Silver's research concerns responses to traumatic life events. She is one of the country's leading experts on psychological reactions to trauma. Her research has addressed the reactions and adjustment of people facing a broad array of crises, including medical illnesses, sudden infant death syndrome, divorce, the Vietnam War, AIDS, fires, school, violence and most importantly, the 9/11 terrorist attacks.
Edward Delgado-Romero, PhD
Delgado-Romero's research has addressed racial/ethnic issues in psychology and has applied multicultural psychology to clinical practice. In addition to his research productivity, he has also been committed to training the next generation of culturally competent psychologists and to increasing the pipeline of the Latino/a psychology professionals.
Perry N. Halkitis, PhD (Early Career)
Norman Abeles, PhD (Senior Career)
Keith Humphreys, PhD (Early Career)
Beverly Greene, PhD (Senior Career)
Phillip Zimbardo, PhD (senior career)
Rebecca Campbell, PhD (early career)
Gary W. Harper (early career)
Larke Nahme Huang
Rose L. Clark (early career)
Daniel Dodgen (early career)
Margaret Beale Spencer
Dante Cicchetti (senior)
Susan Limber (early career)
Claude M. Steele (senior)
Phyllis A. Katz (senior)*
Melba J.T. Vasquez (senior)*
Brian Smedley (early career)
*This award was shared; it was not an award for collaboration.
Martha Bernal (senior)
Edward Dunbar (early career)
Lillian Comas-Díaz (senior)
Jeannette R. Ickovics (early career)
Bonnie R. Strickland (senior)
James G. Kelly (senior)
Maria P. P. Root (early career)
Gregory Herek (early career)
Alan I. Leshner (senior)
David A. Riley
Nancy Felipe Russo
Robert Q. Pollard Jr.
Durand F. Jacobs
Laura C. Leviton
Patrick H. DeLeon
Florence L. Denmark
Susan T. Fiske
Emory L. Cowen
M. Brewster Smith
Michael J. Saks
John Janeway Conger

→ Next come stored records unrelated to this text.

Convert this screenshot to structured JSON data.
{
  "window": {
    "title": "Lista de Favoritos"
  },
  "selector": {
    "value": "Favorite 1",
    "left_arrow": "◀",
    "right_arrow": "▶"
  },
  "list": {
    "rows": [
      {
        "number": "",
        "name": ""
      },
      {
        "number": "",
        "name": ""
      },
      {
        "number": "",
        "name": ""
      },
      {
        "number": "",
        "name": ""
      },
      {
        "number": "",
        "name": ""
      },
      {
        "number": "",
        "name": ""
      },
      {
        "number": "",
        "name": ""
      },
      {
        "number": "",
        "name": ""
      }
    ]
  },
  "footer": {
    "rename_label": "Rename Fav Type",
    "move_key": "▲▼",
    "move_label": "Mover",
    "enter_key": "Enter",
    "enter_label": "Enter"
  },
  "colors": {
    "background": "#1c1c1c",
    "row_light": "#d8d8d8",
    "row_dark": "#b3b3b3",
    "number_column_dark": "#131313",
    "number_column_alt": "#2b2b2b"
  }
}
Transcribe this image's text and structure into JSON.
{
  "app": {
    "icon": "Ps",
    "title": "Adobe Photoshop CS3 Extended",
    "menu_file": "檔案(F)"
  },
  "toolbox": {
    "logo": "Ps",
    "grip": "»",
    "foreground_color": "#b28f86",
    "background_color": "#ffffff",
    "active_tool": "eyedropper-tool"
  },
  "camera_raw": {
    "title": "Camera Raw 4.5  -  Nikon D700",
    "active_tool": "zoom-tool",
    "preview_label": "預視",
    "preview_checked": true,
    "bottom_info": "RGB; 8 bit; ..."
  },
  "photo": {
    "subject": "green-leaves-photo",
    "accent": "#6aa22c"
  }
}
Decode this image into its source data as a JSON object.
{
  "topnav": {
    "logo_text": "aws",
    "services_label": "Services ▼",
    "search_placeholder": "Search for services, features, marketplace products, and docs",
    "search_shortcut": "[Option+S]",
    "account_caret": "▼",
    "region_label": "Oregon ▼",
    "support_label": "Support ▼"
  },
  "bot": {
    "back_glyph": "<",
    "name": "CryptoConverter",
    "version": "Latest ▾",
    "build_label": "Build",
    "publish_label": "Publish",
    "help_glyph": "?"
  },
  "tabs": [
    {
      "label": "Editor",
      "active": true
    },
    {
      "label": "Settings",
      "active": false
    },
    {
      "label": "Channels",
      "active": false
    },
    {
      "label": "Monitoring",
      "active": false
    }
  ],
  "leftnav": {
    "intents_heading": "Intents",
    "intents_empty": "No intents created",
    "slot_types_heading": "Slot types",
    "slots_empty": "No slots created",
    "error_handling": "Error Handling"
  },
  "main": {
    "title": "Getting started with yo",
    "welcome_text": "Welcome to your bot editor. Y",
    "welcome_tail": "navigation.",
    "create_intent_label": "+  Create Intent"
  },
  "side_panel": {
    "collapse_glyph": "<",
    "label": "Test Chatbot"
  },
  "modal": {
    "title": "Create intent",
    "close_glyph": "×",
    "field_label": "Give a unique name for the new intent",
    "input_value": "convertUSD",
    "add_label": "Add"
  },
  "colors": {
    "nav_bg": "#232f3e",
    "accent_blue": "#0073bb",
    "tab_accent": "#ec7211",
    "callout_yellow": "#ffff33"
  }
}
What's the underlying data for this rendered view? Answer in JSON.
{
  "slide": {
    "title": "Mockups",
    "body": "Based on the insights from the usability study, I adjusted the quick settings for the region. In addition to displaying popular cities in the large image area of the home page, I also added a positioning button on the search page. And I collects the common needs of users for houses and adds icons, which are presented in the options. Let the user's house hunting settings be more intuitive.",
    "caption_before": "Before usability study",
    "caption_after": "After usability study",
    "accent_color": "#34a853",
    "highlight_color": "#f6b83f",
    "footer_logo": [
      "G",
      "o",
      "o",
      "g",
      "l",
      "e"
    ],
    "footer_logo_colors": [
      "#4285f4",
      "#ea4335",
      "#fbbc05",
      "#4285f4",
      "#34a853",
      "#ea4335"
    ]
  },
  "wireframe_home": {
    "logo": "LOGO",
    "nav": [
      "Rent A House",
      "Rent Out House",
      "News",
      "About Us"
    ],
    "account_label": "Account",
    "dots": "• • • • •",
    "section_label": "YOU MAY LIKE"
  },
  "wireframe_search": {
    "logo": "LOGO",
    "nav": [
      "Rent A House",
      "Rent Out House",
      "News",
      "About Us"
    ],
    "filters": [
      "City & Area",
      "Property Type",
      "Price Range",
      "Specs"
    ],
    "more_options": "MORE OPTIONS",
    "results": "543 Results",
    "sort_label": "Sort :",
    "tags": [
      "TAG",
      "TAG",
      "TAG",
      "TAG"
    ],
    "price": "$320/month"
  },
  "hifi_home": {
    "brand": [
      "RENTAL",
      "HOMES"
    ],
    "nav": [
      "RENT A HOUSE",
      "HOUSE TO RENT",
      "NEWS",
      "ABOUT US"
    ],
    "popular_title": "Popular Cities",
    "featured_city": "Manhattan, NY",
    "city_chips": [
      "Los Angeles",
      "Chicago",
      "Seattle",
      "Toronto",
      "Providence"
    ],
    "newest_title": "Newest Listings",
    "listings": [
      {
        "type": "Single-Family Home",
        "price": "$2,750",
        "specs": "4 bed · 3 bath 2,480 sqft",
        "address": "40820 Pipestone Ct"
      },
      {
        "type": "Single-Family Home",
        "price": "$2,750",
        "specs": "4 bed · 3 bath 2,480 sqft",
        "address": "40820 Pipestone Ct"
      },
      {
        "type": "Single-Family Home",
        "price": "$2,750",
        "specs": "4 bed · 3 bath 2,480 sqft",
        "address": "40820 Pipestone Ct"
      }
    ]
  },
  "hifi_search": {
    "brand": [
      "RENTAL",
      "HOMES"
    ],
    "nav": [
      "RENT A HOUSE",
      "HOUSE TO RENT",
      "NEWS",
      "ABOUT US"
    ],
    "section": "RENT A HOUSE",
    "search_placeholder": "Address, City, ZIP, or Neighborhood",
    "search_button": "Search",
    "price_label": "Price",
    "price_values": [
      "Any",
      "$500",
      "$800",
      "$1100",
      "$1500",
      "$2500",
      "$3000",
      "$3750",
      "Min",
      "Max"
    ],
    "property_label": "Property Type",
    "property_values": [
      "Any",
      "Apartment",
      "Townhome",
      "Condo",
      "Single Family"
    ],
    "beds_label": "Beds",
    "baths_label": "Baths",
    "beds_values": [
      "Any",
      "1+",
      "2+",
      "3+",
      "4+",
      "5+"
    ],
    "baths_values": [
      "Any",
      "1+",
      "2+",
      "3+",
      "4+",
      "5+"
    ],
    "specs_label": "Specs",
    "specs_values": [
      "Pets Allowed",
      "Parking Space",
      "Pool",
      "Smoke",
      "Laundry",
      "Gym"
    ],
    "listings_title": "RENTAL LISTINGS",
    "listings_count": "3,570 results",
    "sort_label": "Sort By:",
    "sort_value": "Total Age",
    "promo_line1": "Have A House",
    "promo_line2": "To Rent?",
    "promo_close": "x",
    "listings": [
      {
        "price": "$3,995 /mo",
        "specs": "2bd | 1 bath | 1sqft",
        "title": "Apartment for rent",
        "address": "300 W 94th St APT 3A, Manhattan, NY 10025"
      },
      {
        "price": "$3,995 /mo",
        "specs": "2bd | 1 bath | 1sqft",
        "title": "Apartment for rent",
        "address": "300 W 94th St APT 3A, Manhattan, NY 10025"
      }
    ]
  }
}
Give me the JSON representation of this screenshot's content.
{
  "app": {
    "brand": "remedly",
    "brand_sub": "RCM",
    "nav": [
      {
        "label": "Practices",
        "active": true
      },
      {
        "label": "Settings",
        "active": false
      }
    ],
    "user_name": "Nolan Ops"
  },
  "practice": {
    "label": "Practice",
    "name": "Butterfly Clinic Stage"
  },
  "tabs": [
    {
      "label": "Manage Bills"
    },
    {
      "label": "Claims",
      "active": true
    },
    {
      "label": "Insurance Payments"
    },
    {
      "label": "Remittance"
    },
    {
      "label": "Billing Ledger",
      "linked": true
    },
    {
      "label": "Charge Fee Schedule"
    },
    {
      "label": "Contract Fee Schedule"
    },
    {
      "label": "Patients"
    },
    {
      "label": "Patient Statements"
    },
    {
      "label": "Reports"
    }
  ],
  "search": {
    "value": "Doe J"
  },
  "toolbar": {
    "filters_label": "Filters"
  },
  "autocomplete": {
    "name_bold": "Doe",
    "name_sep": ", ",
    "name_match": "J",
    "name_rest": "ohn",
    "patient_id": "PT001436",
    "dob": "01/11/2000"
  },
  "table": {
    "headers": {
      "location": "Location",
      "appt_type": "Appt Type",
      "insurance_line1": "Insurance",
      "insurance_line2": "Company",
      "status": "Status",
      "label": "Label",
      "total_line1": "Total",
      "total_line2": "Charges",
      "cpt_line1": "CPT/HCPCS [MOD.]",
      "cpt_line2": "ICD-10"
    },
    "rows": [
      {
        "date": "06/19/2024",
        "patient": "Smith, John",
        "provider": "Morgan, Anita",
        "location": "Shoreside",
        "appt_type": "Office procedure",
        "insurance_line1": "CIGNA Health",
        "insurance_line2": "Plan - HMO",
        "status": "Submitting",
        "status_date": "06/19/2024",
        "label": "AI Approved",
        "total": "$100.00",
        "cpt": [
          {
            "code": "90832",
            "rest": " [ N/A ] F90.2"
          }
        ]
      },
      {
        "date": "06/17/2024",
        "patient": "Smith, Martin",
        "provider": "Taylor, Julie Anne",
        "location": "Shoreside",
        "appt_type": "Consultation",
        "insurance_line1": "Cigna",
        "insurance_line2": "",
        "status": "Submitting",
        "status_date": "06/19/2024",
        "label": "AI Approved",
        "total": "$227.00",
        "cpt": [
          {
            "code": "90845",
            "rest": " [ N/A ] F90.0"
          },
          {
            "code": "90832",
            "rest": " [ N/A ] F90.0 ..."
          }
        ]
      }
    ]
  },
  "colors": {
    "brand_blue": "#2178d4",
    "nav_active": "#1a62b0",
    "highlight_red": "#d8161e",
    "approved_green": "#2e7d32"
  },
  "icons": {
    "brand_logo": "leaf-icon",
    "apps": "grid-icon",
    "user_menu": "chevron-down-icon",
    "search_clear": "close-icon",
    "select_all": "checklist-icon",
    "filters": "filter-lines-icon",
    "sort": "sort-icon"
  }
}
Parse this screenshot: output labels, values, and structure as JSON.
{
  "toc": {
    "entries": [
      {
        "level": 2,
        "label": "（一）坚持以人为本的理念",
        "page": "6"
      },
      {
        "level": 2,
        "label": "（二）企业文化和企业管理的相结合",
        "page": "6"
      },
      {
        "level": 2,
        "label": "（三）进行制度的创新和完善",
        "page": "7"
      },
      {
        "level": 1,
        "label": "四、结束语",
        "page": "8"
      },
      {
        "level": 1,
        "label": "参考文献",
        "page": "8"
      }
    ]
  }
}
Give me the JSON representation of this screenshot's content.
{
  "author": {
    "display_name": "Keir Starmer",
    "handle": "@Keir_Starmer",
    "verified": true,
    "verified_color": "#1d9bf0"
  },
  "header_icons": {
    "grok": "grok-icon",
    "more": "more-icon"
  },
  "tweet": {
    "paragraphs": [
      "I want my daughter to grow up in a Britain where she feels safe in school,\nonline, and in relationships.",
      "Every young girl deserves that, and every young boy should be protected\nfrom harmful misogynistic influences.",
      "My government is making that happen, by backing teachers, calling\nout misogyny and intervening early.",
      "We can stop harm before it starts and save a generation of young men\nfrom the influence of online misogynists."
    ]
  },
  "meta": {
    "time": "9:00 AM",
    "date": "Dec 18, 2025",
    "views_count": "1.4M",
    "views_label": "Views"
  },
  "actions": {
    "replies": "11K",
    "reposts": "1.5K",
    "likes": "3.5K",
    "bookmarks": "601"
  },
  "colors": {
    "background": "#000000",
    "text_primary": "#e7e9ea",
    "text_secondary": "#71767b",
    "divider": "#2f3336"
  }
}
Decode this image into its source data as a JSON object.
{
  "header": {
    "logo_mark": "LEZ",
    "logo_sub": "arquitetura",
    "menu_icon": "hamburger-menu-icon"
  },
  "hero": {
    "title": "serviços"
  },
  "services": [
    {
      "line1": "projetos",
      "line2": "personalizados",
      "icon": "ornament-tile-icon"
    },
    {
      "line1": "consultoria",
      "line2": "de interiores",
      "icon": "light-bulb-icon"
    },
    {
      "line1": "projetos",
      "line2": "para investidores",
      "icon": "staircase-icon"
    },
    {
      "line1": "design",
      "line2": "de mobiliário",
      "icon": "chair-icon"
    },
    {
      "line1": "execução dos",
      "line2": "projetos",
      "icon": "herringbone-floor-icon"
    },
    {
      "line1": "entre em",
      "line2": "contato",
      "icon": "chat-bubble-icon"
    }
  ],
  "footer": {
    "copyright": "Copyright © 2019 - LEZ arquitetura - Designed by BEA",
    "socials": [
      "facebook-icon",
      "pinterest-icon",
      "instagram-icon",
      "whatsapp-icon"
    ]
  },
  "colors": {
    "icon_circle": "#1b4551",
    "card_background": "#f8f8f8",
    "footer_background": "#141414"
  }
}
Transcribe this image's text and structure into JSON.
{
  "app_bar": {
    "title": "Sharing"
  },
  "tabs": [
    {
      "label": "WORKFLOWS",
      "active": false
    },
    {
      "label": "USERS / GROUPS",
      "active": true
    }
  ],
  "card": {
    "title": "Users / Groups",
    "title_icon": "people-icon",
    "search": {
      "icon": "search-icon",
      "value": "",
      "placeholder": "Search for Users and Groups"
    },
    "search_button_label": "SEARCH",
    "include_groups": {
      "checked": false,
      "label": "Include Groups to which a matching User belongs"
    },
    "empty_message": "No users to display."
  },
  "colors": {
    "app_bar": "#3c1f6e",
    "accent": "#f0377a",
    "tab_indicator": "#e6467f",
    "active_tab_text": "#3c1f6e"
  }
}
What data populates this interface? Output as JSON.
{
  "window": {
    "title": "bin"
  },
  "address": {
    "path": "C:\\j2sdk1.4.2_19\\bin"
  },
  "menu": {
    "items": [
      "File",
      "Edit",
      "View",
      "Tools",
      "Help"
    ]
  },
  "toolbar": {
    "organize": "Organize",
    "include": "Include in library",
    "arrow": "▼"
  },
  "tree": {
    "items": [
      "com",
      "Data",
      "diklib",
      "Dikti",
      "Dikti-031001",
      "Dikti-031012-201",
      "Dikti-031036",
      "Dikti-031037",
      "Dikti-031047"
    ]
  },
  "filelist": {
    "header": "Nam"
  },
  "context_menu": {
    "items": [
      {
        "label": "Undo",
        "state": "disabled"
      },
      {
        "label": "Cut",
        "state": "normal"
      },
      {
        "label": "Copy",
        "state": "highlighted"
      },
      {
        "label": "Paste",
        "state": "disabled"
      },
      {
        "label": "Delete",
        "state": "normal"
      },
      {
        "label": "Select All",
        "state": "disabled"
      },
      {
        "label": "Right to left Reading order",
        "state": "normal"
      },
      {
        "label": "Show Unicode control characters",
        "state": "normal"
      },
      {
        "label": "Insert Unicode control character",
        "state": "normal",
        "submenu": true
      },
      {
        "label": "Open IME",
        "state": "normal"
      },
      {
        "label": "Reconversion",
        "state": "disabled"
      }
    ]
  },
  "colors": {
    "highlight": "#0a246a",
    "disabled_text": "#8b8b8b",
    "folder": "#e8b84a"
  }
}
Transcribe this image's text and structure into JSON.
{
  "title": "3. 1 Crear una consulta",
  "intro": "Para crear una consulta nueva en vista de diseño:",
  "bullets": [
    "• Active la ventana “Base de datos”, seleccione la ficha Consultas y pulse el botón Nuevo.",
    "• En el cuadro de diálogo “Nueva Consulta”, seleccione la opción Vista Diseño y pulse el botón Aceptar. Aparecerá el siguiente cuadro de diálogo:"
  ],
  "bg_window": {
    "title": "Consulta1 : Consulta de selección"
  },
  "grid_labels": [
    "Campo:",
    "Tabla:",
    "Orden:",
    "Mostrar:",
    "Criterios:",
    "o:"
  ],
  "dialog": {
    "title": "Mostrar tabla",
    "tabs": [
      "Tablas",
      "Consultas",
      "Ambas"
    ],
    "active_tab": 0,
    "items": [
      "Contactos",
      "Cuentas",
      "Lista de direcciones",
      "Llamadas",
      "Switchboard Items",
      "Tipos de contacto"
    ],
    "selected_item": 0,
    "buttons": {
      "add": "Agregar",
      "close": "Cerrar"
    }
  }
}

Gary B. Melton
Jerome D. Frank
Patric H. DeLeon
Seymore B. Sarason
James S. Jackson
Stuart W. Cook
Edward F. Zigler
Herbert C. Kelman
Kenneth B. Clark